* [What you need to do] Filter the entries beneath this task, copying only the lines that hold the word "SCORE".

*** Recorded information ***

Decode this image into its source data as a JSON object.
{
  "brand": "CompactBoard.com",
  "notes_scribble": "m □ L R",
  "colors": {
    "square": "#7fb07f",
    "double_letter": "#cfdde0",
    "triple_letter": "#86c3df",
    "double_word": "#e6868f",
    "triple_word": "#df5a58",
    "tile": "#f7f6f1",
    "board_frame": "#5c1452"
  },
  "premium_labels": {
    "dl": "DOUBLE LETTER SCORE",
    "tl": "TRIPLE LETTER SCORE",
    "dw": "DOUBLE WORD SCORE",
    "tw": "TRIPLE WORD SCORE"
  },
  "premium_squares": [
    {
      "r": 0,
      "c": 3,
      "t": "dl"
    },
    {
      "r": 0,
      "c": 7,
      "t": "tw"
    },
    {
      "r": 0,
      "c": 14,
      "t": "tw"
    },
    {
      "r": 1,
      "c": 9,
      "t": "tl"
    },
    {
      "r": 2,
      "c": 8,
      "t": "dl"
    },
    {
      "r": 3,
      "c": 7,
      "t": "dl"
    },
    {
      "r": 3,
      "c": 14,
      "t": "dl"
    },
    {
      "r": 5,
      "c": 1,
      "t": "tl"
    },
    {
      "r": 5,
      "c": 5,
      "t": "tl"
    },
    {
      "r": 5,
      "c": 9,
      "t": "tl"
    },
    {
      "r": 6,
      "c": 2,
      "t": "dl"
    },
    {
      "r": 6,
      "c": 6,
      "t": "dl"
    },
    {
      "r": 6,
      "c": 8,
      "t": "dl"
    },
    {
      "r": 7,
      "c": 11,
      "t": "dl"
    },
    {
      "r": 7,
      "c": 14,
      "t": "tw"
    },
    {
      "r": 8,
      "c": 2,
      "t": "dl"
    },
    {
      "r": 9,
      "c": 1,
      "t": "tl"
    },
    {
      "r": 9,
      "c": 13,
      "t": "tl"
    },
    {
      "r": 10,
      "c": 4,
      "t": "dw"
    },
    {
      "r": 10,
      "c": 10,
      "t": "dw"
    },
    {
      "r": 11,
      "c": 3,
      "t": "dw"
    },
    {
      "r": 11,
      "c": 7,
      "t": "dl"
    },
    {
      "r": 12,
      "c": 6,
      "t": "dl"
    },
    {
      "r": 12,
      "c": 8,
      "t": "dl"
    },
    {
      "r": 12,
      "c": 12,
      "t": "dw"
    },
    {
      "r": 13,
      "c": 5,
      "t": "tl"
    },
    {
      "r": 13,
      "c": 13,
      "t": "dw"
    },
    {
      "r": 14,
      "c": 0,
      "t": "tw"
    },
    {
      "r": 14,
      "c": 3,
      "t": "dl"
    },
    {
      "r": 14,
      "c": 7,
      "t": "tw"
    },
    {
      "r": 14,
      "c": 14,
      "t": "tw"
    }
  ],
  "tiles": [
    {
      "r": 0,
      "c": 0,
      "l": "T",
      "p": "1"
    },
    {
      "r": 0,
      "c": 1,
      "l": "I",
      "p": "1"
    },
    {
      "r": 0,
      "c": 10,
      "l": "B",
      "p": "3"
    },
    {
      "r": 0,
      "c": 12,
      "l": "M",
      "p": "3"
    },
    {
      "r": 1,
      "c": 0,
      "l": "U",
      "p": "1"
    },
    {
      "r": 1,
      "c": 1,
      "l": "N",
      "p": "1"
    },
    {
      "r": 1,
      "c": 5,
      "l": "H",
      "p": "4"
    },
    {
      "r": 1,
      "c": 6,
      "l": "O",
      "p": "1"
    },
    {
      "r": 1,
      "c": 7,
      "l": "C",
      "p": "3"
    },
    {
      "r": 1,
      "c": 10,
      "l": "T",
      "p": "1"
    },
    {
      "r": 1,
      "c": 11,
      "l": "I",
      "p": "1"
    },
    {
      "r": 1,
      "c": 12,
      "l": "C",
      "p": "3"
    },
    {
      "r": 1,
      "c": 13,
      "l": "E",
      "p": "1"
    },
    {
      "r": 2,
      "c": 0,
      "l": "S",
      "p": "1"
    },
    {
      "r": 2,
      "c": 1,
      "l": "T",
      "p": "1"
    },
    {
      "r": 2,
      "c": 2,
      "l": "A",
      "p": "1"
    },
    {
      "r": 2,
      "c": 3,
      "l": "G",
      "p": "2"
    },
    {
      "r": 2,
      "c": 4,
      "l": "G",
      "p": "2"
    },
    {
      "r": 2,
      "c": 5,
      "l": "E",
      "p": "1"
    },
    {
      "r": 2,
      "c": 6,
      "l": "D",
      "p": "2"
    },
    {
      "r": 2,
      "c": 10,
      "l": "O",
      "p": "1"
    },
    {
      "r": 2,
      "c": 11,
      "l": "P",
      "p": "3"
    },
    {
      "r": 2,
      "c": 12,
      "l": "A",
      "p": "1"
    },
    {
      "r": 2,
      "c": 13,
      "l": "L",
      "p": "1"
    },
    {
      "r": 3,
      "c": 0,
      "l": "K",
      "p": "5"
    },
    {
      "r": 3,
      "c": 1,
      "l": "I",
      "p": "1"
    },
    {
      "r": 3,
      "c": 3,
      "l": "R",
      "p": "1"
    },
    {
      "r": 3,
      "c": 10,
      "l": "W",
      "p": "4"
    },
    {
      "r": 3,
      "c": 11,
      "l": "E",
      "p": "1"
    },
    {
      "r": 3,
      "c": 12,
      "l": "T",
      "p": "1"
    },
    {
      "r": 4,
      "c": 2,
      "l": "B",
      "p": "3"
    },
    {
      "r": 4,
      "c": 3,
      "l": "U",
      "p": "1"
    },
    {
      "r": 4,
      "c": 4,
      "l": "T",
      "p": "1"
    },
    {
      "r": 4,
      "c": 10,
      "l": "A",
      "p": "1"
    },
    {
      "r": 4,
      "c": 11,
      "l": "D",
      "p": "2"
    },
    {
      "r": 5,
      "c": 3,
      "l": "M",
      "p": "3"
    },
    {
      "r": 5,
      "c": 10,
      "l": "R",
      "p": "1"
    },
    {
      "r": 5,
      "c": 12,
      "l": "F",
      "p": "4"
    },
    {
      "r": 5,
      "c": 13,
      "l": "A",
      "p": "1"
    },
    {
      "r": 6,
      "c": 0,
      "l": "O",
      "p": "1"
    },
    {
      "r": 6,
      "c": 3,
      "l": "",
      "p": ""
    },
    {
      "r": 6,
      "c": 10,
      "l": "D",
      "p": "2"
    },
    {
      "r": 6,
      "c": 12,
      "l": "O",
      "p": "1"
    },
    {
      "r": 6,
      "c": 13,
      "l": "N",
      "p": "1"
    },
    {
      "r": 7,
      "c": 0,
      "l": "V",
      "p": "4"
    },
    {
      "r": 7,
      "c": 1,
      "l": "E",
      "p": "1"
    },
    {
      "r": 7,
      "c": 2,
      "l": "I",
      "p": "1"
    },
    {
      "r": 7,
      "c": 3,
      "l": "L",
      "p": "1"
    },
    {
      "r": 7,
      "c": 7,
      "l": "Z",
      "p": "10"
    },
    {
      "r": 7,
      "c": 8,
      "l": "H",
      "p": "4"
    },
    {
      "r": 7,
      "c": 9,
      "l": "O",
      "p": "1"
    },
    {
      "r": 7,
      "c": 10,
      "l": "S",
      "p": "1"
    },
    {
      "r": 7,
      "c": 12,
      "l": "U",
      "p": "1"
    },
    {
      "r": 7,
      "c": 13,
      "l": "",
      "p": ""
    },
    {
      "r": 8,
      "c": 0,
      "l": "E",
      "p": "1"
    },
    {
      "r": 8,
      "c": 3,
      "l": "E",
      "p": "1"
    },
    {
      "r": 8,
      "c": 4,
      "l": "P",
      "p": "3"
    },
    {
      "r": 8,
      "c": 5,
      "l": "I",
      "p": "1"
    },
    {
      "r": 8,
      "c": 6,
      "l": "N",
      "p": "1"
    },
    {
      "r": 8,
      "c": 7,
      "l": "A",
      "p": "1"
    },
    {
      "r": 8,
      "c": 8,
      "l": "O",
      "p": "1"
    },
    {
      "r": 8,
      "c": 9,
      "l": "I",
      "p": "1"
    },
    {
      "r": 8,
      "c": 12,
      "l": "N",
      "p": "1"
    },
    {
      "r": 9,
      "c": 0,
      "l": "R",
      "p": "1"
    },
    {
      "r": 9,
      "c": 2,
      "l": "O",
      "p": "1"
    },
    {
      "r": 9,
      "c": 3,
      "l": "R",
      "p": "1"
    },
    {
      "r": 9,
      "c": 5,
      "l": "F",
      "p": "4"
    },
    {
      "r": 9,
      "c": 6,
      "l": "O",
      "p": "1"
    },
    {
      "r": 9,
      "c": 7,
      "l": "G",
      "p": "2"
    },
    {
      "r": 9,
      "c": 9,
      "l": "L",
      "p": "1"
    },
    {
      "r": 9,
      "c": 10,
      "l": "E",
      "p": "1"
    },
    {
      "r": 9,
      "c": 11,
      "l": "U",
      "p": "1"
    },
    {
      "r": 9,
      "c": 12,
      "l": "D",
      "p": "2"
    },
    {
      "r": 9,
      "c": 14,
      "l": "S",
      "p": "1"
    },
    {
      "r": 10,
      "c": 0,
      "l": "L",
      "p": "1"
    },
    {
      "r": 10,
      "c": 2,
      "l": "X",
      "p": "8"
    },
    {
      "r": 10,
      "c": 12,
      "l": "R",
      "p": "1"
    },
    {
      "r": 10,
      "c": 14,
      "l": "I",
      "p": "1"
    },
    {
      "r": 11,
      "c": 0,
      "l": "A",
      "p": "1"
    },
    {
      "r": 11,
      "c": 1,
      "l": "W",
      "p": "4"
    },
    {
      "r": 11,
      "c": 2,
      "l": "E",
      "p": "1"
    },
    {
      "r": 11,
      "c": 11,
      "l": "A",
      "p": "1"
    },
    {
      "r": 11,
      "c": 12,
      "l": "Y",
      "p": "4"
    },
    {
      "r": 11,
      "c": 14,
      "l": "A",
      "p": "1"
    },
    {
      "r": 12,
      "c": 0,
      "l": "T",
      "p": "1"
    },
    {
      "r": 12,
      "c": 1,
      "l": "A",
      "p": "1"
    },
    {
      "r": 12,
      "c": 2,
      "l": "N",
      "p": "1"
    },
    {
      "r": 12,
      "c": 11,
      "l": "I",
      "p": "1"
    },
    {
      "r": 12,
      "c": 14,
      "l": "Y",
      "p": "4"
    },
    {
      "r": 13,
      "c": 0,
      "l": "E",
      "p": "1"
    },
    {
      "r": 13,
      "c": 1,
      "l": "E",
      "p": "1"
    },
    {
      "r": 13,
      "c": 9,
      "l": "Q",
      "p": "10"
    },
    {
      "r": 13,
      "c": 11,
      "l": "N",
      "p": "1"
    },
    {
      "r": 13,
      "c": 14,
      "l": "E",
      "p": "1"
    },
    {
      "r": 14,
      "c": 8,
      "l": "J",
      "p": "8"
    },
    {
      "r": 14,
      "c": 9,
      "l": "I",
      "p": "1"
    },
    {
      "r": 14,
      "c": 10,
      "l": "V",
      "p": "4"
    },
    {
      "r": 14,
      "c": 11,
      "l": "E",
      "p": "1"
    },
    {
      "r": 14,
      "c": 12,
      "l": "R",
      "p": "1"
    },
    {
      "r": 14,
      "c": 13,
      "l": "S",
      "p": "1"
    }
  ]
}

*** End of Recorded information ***

* [Result for this task]
    "dl": "DOUBLE LETTER SCORE",
    "tl": "TRIPLE LETTER SCORE",
    "dw": "DOUBLE WORD SCORE",
    "tw": "TRIPLE WORD SCORE"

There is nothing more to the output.